• [What this task involves]
Retype the data below exactly; skip every image.

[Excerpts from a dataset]
*****

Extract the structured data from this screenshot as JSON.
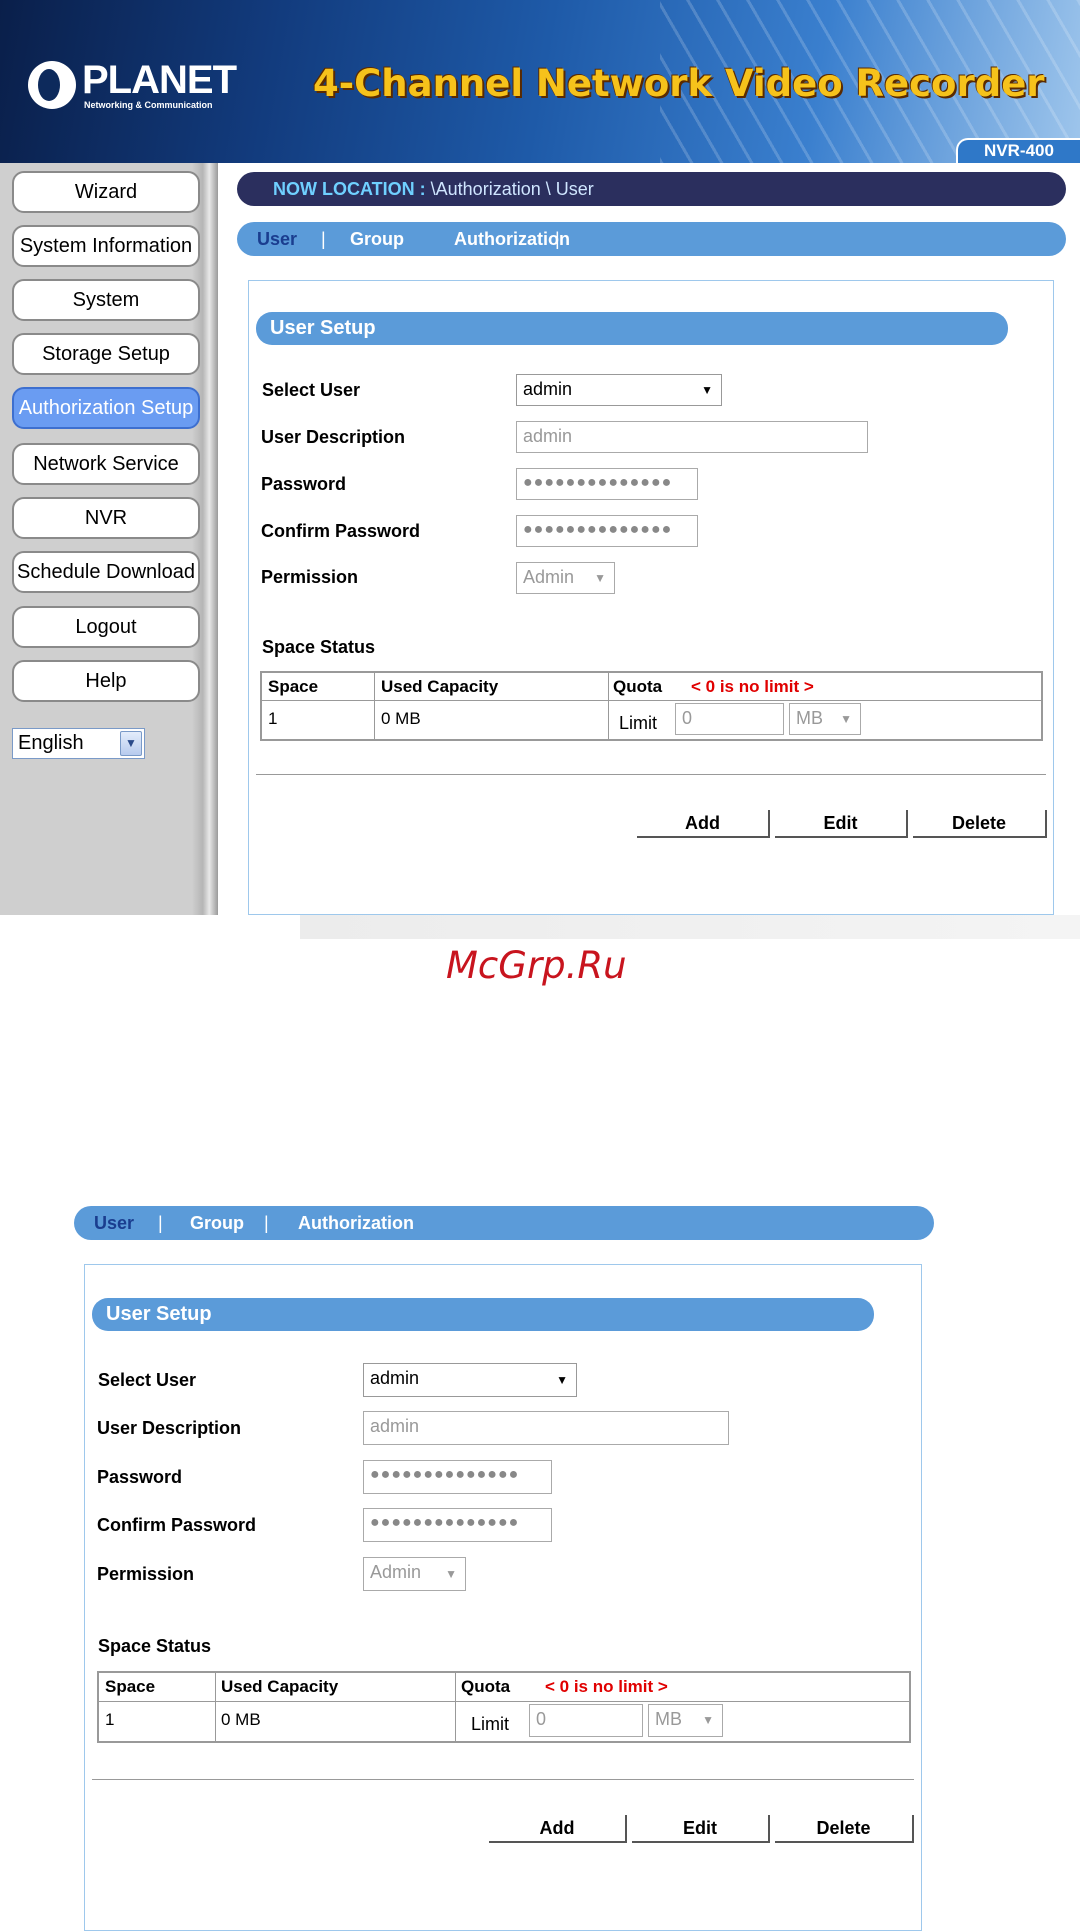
{
  "header": {
    "brand": "PLANET",
    "brand_sub": "Networking & Communication",
    "title": "4-Channel Network Video Recorder",
    "model": "NVR-400"
  },
  "sidebar": {
    "items": [
      {
        "label": "Wizard"
      },
      {
        "label": "System Information"
      },
      {
        "label": "System"
      },
      {
        "label": "Storage Setup"
      },
      {
        "label": "Authorization Setup"
      },
      {
        "label": "Network Service"
      },
      {
        "label": "NVR"
      },
      {
        "label": "Schedule Download"
      },
      {
        "label": "Logout"
      },
      {
        "label": "Help"
      }
    ],
    "active_index": 4,
    "language": "English"
  },
  "location": {
    "label": "NOW LOCATION :",
    "path": "\\Authorization \\ User"
  },
  "tabs": [
    {
      "label": "User"
    },
    {
      "label": "Group"
    },
    {
      "label": "Authorization"
    }
  ],
  "tab_separator": "|",
  "form": {
    "section_title": "User Setup",
    "select_user_label": "Select User",
    "select_user_value": "admin",
    "description_label": "User Description",
    "description_value": "admin",
    "password_label": "Password",
    "password_value": "●●●●●●●●●●●●●●",
    "confirm_label": "Confirm Password",
    "confirm_value": "●●●●●●●●●●●●●●",
    "permission_label": "Permission",
    "permission_value": "Admin"
  },
  "space": {
    "title": "Space Status",
    "col_space": "Space",
    "col_used": "Used Capacity",
    "col_quota": "Quota",
    "quota_note": "< 0 is no limit >",
    "row_space": "1",
    "row_used": "0 MB",
    "limit_label": "Limit",
    "limit_value": "0",
    "unit_value": "MB"
  },
  "actions": {
    "add": "Add",
    "edit": "Edit",
    "delete": "Delete"
  },
  "watermark": "McGrp.Ru",
  "icons": {
    "dropdown": "▼",
    "dropdown_gray": "▼"
  },
  "colors": {
    "accent_blue": "#5b9bd9",
    "location_bar": "#2b2f5e",
    "active_nav": "#6a9cf2",
    "note_red": "#e00000"
  }
}
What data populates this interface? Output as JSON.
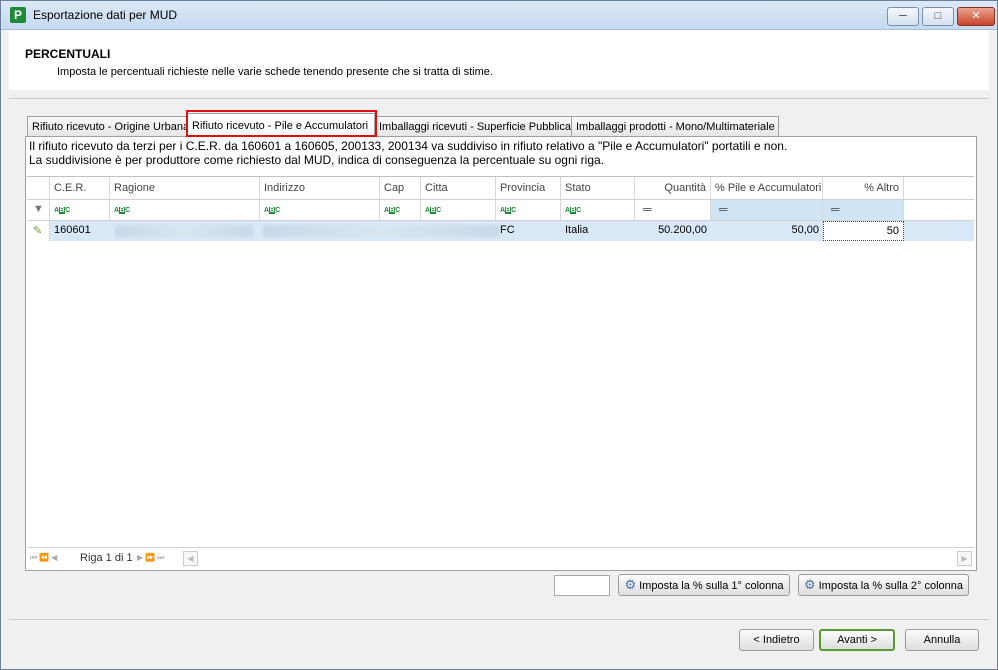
{
  "window": {
    "title": "Esportazione dati per MUD",
    "icon": "app-logo-icon"
  },
  "header": {
    "title": "PERCENTUALI",
    "subtitle": "Imposta le percentuali richieste nelle varie schede tenendo presente che si tratta di stime."
  },
  "tabs": [
    {
      "label": "Rifiuto ricevuto - Origine Urbana",
      "active": false
    },
    {
      "label": "Rifiuto ricevuto - Pile e Accumulatori",
      "active": true
    },
    {
      "label": "Imballaggi ricevuti - Superficie Pubblica",
      "active": false
    },
    {
      "label": "Imballaggi prodotti - Mono/Multimateriale",
      "active": false
    }
  ],
  "description": {
    "line1": "Il rifiuto ricevuto da terzi per i C.E.R. da 160601 a 160605, 200133, 200134 va suddiviso in rifiuto relativo a \"Pile e Accumulatori\" portatili e non.",
    "line2": "La suddivisione è per produttore come richiesto dal MUD, indica di conseguenza la percentuale su ogni riga."
  },
  "grid": {
    "columns": [
      "C.E.R.",
      "Ragione",
      "Indirizzo",
      "Cap",
      "Citta",
      "Provincia",
      "Stato",
      "Quantità",
      "% Pile e Accumulatori",
      "% Altro"
    ],
    "rows": [
      {
        "cer": "160601",
        "ragione": "",
        "indirizzo": "",
        "cap": "",
        "citta": "",
        "provincia": "FC",
        "stato": "Italia",
        "quantita": "50.200,00",
        "pile": "50,00",
        "altro": "50"
      }
    ],
    "pager": "Riga 1 di 1"
  },
  "actions": {
    "set_col1": "Imposta la % sulla 1° colonna",
    "set_col2": "Imposta la % sulla 2° colonna",
    "back": "< Indietro",
    "next": "Avanti >",
    "cancel": "Annulla"
  },
  "colors": {
    "accent": "#d8e8f7",
    "highlight": "#e01010",
    "brand": "#1f8a3a"
  }
}
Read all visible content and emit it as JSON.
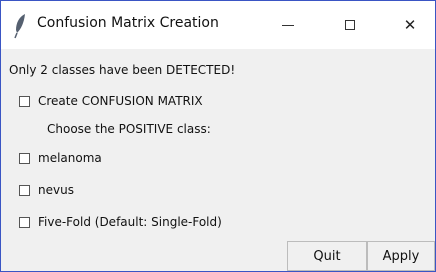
{
  "window": {
    "title": "Confusion Matrix Creation",
    "icon": "feather-icon",
    "controls": {
      "minimize": "minimize-icon",
      "maximize": "maximize-icon",
      "close": "close-icon",
      "close_glyph": "✕"
    }
  },
  "message": "Only 2 classes have been DETECTED!",
  "options": {
    "confusion_matrix": {
      "label": "Create CONFUSION MATRIX",
      "checked": false
    },
    "positive_class_prompt": "Choose the POSITIVE class:",
    "classes": [
      {
        "label": "melanoma",
        "checked": false
      },
      {
        "label": "nevus",
        "checked": false
      }
    ],
    "five_fold": {
      "label": "Five-Fold (Default: Single-Fold)",
      "checked": false
    }
  },
  "buttons": {
    "quit": "Quit",
    "apply": "Apply"
  },
  "colors": {
    "window_border": "#3a55c4",
    "background": "#f0f0f0",
    "titlebar": "#ffffff"
  }
}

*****

• [Response to this exercise]
Extract the structured data from this screenshot as JSON.
{
  "header": {
    "brand": "PLANET",
    "brand_sub": "Networking & Communication",
    "title": "4-Channel Network Video Recorder",
    "model": "NVR-400"
  },
  "sidebar": {
    "items": [
      {
        "label": "Wizard"
      },
      {
        "label": "System Information"
      },
      {
        "label": "System"
      },
      {
        "label": "Storage Setup"
      },
      {
        "label": "Authorization Setup"
      },
      {
        "label": "Network Service"
      },
      {
        "label": "NVR"
      },
      {
        "label": "Schedule Download"
      },
      {
        "label": "Logout"
      },
      {
        "label": "Help"
      }
    ],
    "active_index": 4,
    "language": "English"
  },
  "location": {
    "label": "NOW LOCATION :",
    "path": "\\Authorization \\ User"
  },
  "tabs": [
    {
      "label": "User"
    },
    {
      "label": "Group"
    },
    {
      "label": "Authorization"
    }
  ],
  "tab_separator": "|",
  "form": {
    "section_title": "User Setup",
    "select_user_label": "Select User",
    "select_user_value": "admin",
    "description_label": "User Description",
    "description_value": "admin",
    "password_label": "Password",
    "password_value": "●●●●●●●●●●●●●●",
    "confirm_label": "Confirm Password",
    "confirm_value": "●●●●●●●●●●●●●●",
    "permission_label": "Permission",
    "permission_value": "Admin"
  },
  "space": {
    "title": "Space Status",
    "col_space": "Space",
    "col_used": "Used Capacity",
    "col_quota": "Quota",
    "quota_note": "< 0 is no limit >",
    "row_space": "1",
    "row_used": "0 MB",
    "limit_label": "Limit",
    "limit_value": "0",
    "unit_value": "MB"
  },
  "actions": {
    "add": "Add",
    "edit": "Edit",
    "delete": "Delete"
  },
  "watermark": "McGrp.Ru",
  "icons": {
    "dropdown": "▼",
    "dropdown_gray": "▼"
  },
  "colors": {
    "accent_blue": "#5b9bd9",
    "location_bar": "#2b2f5e",
    "active_nav": "#6a9cf2",
    "note_red": "#e00000"
  }
}
What data populates this interface? Output as JSON.
{
  "window": {
    "title": "Esportazione dati per MUD",
    "icon": "app-logo-icon"
  },
  "header": {
    "title": "PERCENTUALI",
    "subtitle": "Imposta le percentuali richieste nelle varie schede tenendo presente che si tratta di stime."
  },
  "tabs": [
    {
      "label": "Rifiuto ricevuto - Origine Urbana",
      "active": false
    },
    {
      "label": "Rifiuto ricevuto - Pile e Accumulatori",
      "active": true
    },
    {
      "label": "Imballaggi ricevuti - Superficie Pubblica",
      "active": false
    },
    {
      "label": "Imballaggi prodotti - Mono/Multimateriale",
      "active": false
    }
  ],
  "description": {
    "line1": "Il rifiuto ricevuto da terzi per i C.E.R. da 160601 a 160605, 200133, 200134 va suddiviso in rifiuto relativo a \"Pile e Accumulatori\" portatili e non.",
    "line2": "La suddivisione è per produttore come richiesto dal MUD, indica di conseguenza la percentuale su ogni riga."
  },
  "grid": {
    "columns": [
      "C.E.R.",
      "Ragione",
      "Indirizzo",
      "Cap",
      "Citta",
      "Provincia",
      "Stato",
      "Quantità",
      "% Pile e Accumulatori",
      "% Altro"
    ],
    "rows": [
      {
        "cer": "160601",
        "ragione": "",
        "indirizzo": "",
        "cap": "",
        "citta": "",
        "provincia": "FC",
        "stato": "Italia",
        "quantita": "50.200,00",
        "pile": "50,00",
        "altro": "50"
      }
    ],
    "pager": "Riga 1 di 1"
  },
  "actions": {
    "set_col1": "Imposta la % sulla 1° colonna",
    "set_col2": "Imposta la % sulla 2° colonna",
    "back": "< Indietro",
    "next": "Avanti >",
    "cancel": "Annulla"
  },
  "colors": {
    "accent": "#d8e8f7",
    "highlight": "#e01010",
    "brand": "#1f8a3a"
  }
}
Read all visible content and emit it as JSON.
{
  "window": {
    "title": "Confusion Matrix Creation",
    "icon": "feather-icon",
    "controls": {
      "minimize": "minimize-icon",
      "maximize": "maximize-icon",
      "close": "close-icon",
      "close_glyph": "✕"
    }
  },
  "message": "Only 2 classes have been DETECTED!",
  "options": {
    "confusion_matrix": {
      "label": "Create CONFUSION MATRIX",
      "checked": false
    },
    "positive_class_prompt": "Choose the POSITIVE class:",
    "classes": [
      {
        "label": "melanoma",
        "checked": false
      },
      {
        "label": "nevus",
        "checked": false
      }
    ],
    "five_fold": {
      "label": "Five-Fold (Default: Single-Fold)",
      "checked": false
    }
  },
  "buttons": {
    "quit": "Quit",
    "apply": "Apply"
  },
  "colors": {
    "window_border": "#3a55c4",
    "background": "#f0f0f0",
    "titlebar": "#ffffff"
  }
}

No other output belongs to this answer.